The island is also home to many migrating birds with near perfect conditions for them. We were amused to see the town at Ars en Re has been Yarn bombed as nearly every pole and post was covered in colourful knitting!
We were able to catch the France match of Euro 2016 at the next door campsite on Wednesday night.
On Thursday we drove the ten miles to park up at an Aire at Le Bois Plage en Re which is another pretty little town on the southern side of the island. The aire is adjacent to a campsite and right behind the beach. We went for another tootle on the bikes over to the fortified town of St. Martin de Re. The weather was perfect and the town is just superb.
We spent a leisurely couple of hours mooching about soaking up the atmosphere. On returning to the van we had another look at the beach and the surf looked inviting enough to go in. Tim wasn’t convinced – it has to be perfect sunshine and clean, green two foot surf for him to break out his wetsuit so I went in by myself, Billy no mates style. We decided not to bring our bodyboards on the trip as we felt they take up too much valuable room in the van but I did bring my flippers and a little hand paddle thingy that I bought about 10 years ago. It’s enough to surf with and doesn’t eat up much room.
The kitesurfers were out in force – there must be a beach for every wind direction on the island.
We finally found some Ile de Re donkeys on Friday just outside St Martin de Re. They were free range in the city ramparts but had an electric fence around them so we weren’t able to get up too close but I managed a few pictures of them.
Some of them look more like highland cattle than donkeys and a few looked like they could do with a good brush and furcut.
How can anyone not love a donkey???
We’ve spent six days on the Ile de Re having a fantastic time enjoying the relaxed pace of life here.

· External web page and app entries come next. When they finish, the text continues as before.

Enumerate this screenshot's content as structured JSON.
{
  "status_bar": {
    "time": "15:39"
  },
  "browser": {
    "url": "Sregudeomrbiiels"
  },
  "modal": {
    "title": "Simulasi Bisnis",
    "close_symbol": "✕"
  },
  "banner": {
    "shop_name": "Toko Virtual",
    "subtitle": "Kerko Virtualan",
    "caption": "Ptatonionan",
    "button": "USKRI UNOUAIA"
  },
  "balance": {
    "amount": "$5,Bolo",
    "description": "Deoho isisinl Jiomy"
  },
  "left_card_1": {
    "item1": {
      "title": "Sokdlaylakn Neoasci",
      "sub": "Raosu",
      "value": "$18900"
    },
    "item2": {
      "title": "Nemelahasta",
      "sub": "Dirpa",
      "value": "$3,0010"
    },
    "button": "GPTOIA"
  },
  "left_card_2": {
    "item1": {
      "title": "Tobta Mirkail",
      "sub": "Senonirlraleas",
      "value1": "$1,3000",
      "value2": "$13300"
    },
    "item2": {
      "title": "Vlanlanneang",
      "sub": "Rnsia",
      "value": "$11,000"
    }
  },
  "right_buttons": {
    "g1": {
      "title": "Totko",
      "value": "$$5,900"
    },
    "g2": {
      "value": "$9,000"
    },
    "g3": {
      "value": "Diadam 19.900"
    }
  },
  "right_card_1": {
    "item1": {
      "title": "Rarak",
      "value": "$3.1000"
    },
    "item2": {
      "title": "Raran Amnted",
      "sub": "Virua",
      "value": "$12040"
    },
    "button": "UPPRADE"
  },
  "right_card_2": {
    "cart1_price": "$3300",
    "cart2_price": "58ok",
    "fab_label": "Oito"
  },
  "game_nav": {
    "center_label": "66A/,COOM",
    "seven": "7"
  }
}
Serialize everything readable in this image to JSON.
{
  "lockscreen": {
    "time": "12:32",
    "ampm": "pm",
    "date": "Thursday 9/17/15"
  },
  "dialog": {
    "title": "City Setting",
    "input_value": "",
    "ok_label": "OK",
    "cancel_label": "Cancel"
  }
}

We’ve cycled the length and breadth of the island so it’s now time to move on to the next chapter of the journey. We’re heading inland again to the Deux Sevres region of the Poitou-Charentes about 100kms from La Rochelle for our next Helpx assignment. This one will be back to working on a small holding with animals – dogs, cats, horses and three donkeys.